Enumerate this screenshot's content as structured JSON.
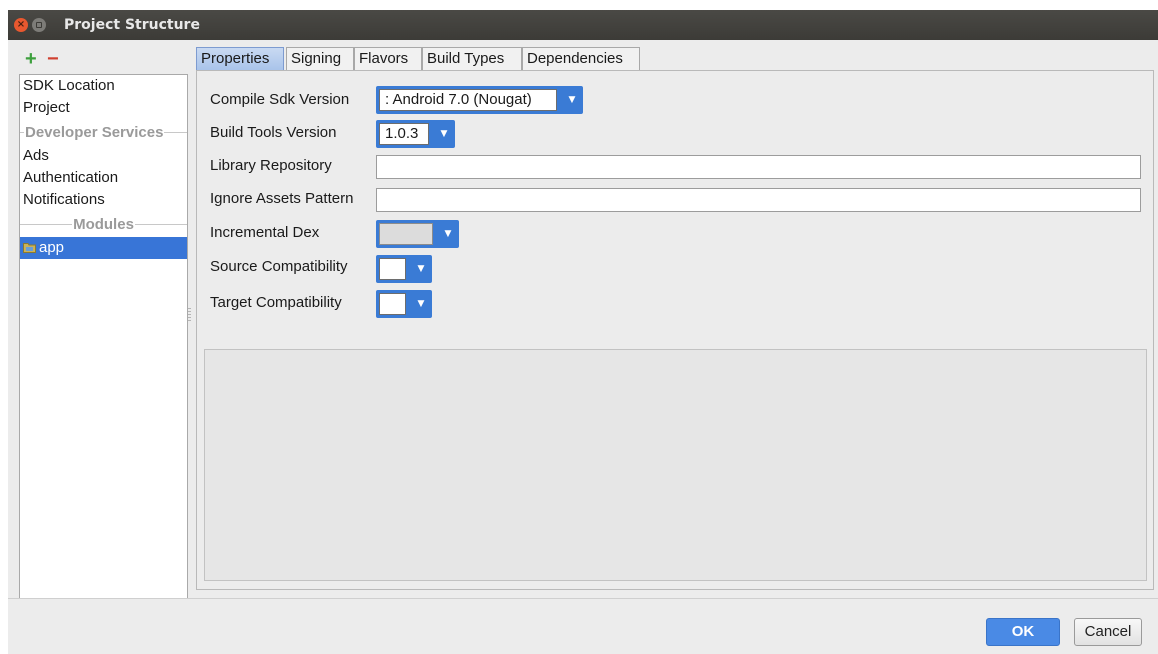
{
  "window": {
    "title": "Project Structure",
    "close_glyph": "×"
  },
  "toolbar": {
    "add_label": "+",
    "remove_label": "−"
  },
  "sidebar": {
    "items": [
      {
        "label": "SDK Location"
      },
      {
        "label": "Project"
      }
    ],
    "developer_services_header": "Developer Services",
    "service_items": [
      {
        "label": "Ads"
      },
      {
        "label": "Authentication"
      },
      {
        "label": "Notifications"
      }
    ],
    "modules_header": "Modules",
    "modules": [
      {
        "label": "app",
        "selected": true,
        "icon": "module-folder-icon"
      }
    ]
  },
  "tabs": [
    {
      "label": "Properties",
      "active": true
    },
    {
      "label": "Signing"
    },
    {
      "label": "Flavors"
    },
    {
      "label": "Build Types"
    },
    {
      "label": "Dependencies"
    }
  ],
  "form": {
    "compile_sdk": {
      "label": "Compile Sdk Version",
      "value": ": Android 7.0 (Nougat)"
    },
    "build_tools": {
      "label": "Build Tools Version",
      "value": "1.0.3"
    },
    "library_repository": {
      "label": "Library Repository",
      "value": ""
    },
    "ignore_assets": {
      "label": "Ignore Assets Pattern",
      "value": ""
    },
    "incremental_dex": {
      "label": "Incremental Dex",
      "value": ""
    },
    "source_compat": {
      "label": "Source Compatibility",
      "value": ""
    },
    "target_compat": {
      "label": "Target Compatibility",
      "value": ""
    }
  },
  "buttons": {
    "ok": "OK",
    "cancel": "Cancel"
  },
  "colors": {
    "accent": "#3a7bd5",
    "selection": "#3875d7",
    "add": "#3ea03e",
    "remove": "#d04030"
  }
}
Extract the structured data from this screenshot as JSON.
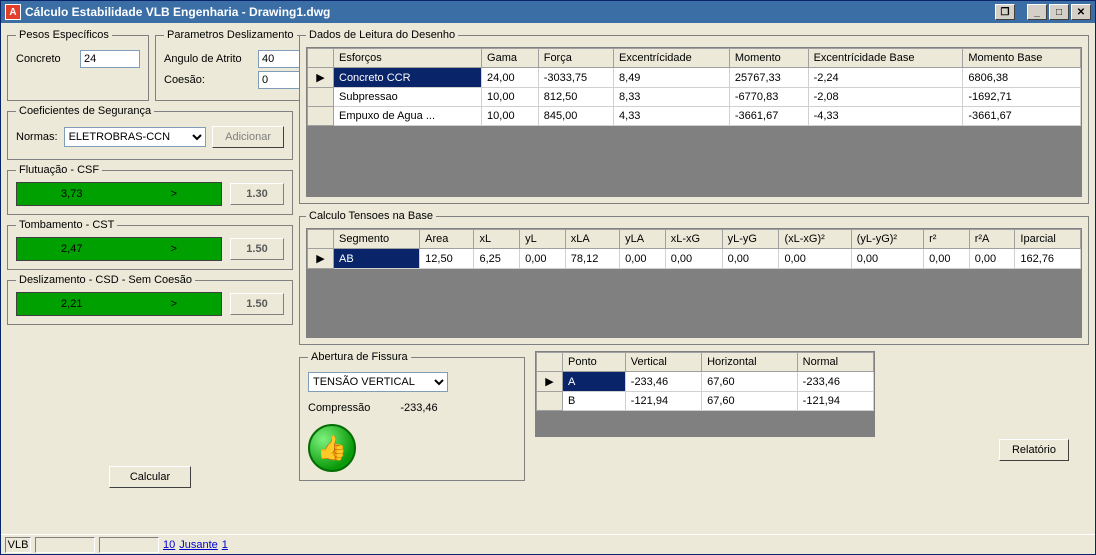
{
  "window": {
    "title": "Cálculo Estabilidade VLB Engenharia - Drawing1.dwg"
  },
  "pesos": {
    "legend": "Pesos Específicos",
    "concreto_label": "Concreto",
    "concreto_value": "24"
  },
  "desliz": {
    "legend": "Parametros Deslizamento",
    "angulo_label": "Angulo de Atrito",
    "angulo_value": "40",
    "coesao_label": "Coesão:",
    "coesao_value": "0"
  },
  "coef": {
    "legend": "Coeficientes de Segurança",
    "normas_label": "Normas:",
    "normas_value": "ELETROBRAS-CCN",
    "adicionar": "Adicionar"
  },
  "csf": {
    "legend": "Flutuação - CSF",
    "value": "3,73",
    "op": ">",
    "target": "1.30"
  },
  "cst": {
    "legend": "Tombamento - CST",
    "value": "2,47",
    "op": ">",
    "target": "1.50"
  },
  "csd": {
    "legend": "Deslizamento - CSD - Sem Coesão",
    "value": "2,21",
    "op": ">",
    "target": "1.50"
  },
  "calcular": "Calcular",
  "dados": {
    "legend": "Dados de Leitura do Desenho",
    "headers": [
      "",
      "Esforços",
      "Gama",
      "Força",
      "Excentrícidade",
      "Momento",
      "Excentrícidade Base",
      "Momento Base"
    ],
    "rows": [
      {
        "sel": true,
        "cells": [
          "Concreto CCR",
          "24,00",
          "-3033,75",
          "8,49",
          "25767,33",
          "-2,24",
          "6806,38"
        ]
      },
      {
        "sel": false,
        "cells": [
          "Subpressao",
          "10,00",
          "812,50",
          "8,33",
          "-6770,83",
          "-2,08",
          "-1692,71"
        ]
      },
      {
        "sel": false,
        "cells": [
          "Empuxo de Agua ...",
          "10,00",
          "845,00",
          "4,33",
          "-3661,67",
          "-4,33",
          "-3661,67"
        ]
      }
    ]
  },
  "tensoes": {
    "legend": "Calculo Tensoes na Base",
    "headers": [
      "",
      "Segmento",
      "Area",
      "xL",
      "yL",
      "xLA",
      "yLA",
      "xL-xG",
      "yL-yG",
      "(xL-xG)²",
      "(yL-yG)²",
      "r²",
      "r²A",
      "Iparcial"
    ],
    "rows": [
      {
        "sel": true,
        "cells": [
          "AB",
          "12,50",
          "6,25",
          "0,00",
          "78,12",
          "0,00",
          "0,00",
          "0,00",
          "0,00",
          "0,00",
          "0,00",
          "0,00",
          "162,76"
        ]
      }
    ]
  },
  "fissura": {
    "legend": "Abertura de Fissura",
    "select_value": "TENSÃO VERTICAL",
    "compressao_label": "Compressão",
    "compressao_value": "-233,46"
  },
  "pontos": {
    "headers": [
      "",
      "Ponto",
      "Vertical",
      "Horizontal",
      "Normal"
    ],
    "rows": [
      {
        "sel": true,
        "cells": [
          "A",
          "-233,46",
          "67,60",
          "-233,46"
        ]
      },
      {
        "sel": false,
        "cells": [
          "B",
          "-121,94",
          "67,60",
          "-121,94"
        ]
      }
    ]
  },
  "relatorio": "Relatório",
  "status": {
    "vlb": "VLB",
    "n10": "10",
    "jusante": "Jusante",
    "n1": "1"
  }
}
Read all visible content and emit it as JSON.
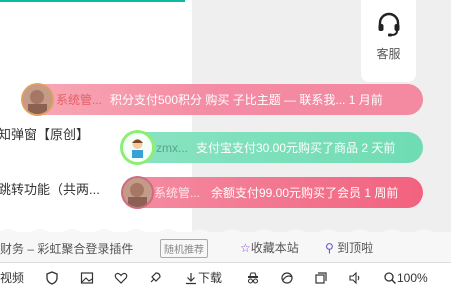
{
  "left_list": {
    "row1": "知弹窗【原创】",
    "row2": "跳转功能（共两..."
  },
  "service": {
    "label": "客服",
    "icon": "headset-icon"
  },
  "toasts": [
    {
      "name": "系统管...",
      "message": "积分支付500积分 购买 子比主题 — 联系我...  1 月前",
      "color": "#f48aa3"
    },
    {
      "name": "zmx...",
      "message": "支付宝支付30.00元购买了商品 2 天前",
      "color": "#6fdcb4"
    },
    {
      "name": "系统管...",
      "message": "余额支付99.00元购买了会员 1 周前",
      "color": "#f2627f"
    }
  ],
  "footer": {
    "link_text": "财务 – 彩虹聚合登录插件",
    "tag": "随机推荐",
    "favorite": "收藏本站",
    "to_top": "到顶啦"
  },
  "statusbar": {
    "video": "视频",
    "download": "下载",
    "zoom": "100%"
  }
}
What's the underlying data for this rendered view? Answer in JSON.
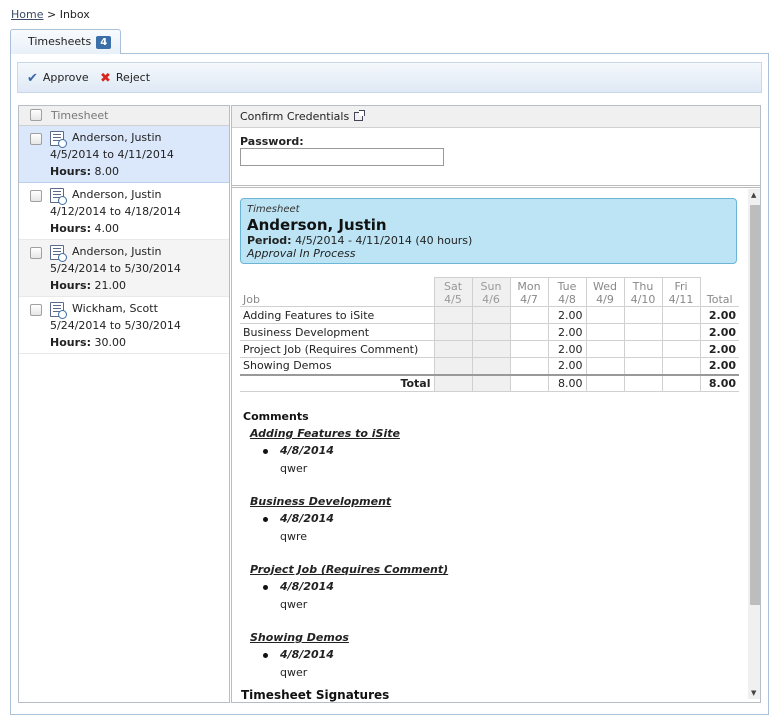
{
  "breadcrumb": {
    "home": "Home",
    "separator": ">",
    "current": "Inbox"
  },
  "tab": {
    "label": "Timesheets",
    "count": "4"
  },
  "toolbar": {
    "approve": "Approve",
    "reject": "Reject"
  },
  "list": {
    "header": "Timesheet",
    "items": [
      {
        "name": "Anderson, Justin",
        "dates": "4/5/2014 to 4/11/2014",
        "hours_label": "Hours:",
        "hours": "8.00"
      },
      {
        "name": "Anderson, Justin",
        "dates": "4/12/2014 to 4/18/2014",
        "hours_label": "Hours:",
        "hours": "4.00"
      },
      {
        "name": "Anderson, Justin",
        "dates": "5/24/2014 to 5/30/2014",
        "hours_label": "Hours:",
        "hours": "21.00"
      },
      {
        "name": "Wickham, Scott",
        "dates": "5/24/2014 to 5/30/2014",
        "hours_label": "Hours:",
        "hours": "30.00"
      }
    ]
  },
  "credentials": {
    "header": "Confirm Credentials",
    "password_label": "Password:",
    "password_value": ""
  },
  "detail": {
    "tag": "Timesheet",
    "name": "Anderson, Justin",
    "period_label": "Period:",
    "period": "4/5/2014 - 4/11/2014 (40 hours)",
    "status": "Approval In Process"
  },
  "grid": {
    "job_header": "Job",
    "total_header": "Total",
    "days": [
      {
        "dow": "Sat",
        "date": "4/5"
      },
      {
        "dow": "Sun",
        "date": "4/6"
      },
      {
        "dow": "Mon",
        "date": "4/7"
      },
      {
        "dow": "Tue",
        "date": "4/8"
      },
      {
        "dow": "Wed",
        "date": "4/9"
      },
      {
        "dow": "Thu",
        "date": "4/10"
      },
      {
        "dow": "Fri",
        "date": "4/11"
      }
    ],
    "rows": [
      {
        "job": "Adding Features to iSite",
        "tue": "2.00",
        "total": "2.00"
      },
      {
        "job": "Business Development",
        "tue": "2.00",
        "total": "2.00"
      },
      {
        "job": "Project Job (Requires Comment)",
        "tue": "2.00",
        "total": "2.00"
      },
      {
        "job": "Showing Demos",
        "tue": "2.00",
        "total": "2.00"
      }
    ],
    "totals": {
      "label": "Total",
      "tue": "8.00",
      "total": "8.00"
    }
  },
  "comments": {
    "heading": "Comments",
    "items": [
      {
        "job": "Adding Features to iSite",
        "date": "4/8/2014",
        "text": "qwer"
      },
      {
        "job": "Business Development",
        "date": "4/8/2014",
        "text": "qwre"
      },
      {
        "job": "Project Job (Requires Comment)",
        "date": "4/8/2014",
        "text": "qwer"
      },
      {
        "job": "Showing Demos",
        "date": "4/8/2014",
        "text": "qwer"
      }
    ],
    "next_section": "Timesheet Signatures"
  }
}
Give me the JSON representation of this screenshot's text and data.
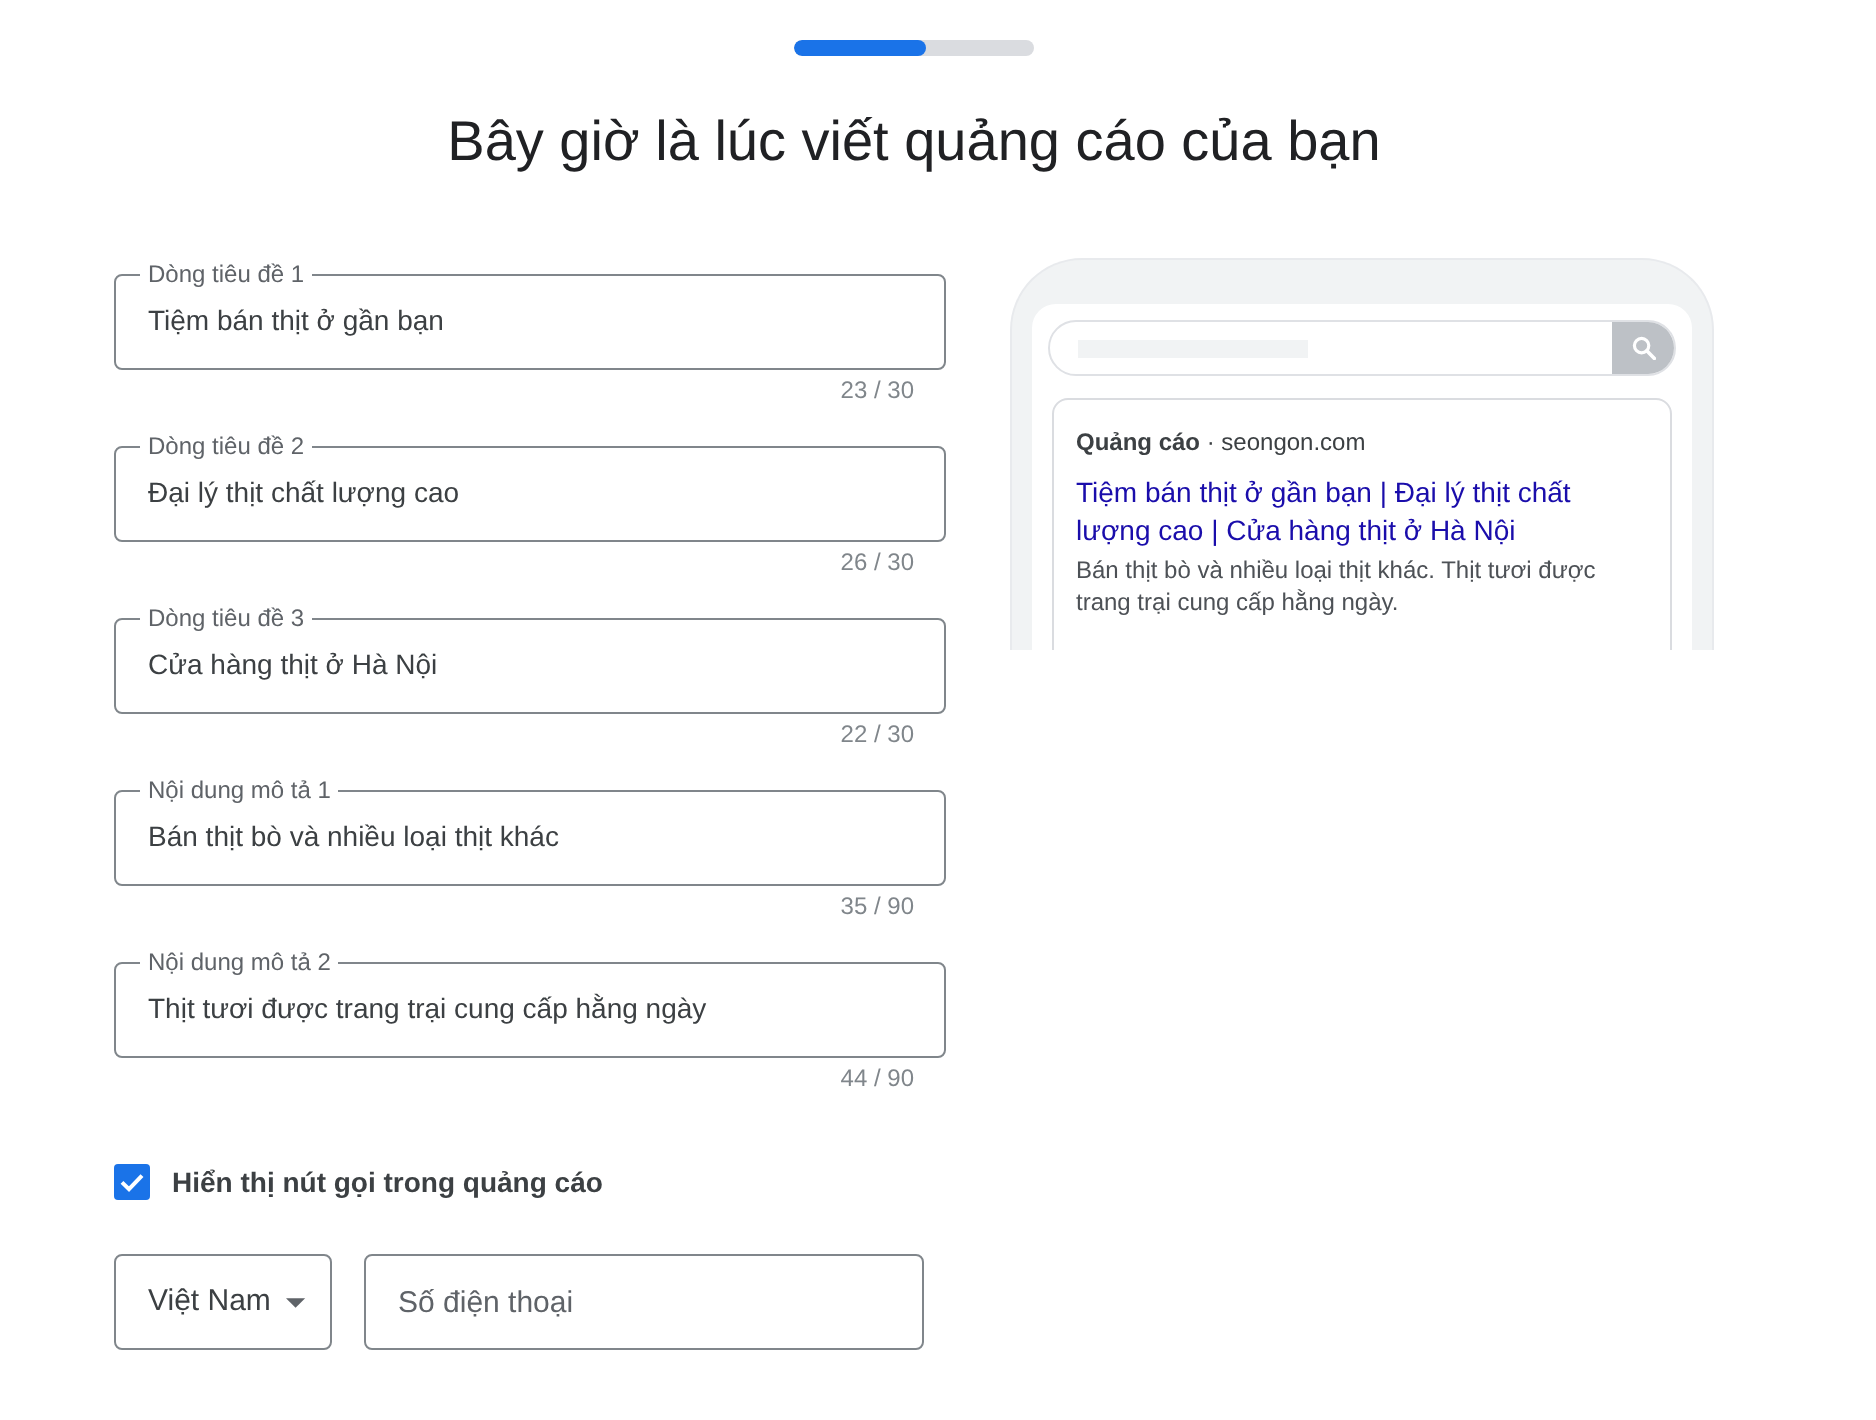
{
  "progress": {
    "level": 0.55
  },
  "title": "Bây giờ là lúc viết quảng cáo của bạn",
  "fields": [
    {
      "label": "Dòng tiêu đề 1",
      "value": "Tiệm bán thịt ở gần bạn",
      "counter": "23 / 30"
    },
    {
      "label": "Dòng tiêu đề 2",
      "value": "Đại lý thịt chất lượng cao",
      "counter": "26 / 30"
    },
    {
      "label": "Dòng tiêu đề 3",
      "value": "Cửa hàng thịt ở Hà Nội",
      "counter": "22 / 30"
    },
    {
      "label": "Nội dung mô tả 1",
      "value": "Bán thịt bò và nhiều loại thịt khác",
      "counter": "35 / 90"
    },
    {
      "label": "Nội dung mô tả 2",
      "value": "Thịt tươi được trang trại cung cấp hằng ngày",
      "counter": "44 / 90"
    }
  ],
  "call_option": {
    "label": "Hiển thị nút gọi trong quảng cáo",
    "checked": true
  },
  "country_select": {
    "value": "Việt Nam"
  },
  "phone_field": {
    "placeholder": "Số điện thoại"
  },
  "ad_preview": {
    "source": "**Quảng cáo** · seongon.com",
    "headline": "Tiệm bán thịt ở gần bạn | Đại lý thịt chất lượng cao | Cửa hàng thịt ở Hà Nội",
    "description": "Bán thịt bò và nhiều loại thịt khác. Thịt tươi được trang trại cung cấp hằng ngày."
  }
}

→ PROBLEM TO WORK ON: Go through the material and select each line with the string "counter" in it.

→ FINISHED TASK:
      "counter": "23 / 30"
      "counter": "26 / 30"
      "counter": "22 / 30"
      "counter": "35 / 90"
      "counter": "44 / 90"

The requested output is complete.